**What is needed:** Go through the data below and return each line containing the word "pikabu".

**Data shown:**
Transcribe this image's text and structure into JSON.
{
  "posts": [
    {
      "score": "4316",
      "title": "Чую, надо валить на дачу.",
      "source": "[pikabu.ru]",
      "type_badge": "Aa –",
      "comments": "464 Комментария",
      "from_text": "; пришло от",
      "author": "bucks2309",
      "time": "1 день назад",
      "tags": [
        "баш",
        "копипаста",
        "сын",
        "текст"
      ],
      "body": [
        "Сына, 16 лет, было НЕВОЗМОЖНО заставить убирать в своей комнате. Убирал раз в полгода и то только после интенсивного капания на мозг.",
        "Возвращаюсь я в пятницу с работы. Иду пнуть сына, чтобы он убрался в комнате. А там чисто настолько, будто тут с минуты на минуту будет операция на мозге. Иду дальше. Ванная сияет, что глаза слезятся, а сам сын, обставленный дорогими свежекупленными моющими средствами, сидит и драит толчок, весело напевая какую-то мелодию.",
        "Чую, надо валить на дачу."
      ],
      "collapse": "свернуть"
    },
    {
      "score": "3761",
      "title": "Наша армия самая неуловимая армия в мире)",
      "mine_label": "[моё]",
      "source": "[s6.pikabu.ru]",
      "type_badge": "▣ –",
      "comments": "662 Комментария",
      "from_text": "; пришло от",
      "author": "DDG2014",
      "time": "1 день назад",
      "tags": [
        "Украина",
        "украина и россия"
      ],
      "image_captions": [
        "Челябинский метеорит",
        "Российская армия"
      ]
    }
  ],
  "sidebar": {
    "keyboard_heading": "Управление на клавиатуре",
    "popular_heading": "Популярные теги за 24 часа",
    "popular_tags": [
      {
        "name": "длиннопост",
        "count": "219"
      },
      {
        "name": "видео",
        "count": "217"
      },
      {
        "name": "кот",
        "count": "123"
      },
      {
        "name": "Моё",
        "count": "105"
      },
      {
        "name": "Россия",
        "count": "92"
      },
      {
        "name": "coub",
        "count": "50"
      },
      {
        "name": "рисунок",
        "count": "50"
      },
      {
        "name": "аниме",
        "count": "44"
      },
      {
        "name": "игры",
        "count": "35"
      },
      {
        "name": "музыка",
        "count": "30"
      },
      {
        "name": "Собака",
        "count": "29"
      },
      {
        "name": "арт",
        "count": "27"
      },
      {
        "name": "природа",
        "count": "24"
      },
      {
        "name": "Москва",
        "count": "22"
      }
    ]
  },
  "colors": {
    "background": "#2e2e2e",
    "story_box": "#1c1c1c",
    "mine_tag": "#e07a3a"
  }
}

**Worked solution:**
      "source": "[pikabu.ru]",
      "source": "[s6.pikabu.ru]",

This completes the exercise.